▶ **EXERCISE AIM**
Your answer must be every line of the data that holds the string "title".

[INFORMATION]

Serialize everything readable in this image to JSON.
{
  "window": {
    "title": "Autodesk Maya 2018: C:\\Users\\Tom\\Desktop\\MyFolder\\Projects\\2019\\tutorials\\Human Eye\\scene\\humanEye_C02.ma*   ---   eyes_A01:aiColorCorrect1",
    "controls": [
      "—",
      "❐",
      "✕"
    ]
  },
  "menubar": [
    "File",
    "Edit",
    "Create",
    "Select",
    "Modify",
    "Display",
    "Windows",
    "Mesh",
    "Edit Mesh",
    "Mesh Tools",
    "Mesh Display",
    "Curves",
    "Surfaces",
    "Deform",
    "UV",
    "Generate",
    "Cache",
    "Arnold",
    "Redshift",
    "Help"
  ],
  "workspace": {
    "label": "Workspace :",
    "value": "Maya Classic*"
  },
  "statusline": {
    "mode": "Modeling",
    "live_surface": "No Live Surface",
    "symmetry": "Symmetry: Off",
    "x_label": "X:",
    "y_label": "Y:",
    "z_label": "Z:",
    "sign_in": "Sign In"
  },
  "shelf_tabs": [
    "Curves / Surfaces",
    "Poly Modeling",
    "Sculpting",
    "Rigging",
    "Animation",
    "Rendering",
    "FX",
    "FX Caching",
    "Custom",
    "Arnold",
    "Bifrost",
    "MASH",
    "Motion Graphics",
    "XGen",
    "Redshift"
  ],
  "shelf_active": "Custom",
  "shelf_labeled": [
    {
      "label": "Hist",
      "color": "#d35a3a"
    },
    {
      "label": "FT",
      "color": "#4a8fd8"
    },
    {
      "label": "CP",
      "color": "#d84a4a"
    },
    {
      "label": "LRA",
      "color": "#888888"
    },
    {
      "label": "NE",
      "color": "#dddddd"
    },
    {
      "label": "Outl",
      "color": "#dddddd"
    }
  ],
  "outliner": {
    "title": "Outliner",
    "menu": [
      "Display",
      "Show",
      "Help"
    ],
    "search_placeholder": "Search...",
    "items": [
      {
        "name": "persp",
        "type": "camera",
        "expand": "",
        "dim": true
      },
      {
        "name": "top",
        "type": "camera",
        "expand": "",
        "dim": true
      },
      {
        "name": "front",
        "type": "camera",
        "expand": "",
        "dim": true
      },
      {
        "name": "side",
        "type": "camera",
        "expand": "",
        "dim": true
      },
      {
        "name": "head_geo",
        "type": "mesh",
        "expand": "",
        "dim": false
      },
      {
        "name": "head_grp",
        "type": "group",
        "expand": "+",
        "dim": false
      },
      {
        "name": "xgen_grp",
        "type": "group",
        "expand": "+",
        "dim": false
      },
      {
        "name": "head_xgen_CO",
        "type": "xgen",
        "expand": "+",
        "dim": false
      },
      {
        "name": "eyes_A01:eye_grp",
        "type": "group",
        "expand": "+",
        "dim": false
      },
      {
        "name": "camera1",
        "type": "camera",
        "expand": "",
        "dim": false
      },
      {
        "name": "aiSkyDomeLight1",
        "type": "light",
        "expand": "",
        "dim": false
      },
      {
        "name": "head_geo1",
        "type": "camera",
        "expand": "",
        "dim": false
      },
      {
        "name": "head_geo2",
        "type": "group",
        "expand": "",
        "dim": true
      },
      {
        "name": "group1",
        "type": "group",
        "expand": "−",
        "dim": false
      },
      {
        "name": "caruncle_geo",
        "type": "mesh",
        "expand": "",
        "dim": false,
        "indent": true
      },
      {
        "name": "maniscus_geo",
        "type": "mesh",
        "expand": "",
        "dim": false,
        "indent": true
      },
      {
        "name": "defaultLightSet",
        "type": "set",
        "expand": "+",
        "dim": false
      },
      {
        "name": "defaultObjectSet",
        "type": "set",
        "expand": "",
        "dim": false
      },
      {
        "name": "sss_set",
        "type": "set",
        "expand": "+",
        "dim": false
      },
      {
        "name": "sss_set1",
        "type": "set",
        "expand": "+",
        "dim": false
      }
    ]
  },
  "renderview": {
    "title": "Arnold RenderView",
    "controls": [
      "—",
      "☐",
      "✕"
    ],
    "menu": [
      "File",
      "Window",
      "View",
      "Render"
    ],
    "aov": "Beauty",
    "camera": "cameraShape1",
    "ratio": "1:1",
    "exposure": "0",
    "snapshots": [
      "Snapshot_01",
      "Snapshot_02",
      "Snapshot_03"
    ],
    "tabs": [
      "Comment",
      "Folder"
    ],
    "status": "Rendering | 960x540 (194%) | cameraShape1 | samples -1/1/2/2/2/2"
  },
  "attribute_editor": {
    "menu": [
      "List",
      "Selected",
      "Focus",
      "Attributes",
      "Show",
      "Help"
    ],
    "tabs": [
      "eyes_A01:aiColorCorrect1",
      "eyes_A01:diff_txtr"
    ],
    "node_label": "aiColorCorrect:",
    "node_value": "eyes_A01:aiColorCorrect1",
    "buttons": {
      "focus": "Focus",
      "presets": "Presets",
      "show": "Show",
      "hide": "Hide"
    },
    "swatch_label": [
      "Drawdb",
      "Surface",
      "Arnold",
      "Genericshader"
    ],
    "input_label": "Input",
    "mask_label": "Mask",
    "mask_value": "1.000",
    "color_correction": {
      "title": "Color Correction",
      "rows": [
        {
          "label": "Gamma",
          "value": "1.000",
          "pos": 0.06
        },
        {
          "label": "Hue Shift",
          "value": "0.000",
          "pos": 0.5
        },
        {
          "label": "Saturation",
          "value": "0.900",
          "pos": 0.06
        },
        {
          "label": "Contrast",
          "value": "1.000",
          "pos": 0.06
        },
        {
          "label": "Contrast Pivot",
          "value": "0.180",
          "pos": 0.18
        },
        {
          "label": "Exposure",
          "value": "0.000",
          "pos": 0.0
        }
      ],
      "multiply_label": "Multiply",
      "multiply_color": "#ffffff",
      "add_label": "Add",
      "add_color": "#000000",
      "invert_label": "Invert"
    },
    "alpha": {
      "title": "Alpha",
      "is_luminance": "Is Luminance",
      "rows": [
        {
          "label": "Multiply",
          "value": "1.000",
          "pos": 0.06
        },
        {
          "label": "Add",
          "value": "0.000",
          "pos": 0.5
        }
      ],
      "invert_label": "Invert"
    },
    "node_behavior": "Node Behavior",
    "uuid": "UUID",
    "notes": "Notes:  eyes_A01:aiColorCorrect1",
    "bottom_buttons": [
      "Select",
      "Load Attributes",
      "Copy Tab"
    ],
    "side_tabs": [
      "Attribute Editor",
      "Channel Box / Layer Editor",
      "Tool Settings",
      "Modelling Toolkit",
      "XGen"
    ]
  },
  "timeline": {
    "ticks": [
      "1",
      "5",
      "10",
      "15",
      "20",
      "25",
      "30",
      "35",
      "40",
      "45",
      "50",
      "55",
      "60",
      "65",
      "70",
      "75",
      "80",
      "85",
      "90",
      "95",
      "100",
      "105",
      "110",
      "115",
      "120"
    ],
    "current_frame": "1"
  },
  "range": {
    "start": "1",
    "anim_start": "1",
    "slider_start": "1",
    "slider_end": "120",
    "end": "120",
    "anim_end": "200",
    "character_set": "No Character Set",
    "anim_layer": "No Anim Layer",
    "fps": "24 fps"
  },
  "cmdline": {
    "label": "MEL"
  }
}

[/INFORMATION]

▶ **EXERCISE RESPONSE**
    "title": "Autodesk Maya 2018: C:\\Users\\Tom\\Desktop\\MyFolder\\Projects\\2019\\tutorials\\Human Eye\\scene\\humanEye_C02.ma*   ---   eyes_A01:aiColorCorrect1",
    "title": "Outliner",
    "title": "Arnold RenderView",
      "title": "Color Correction",
      "title": "Alpha",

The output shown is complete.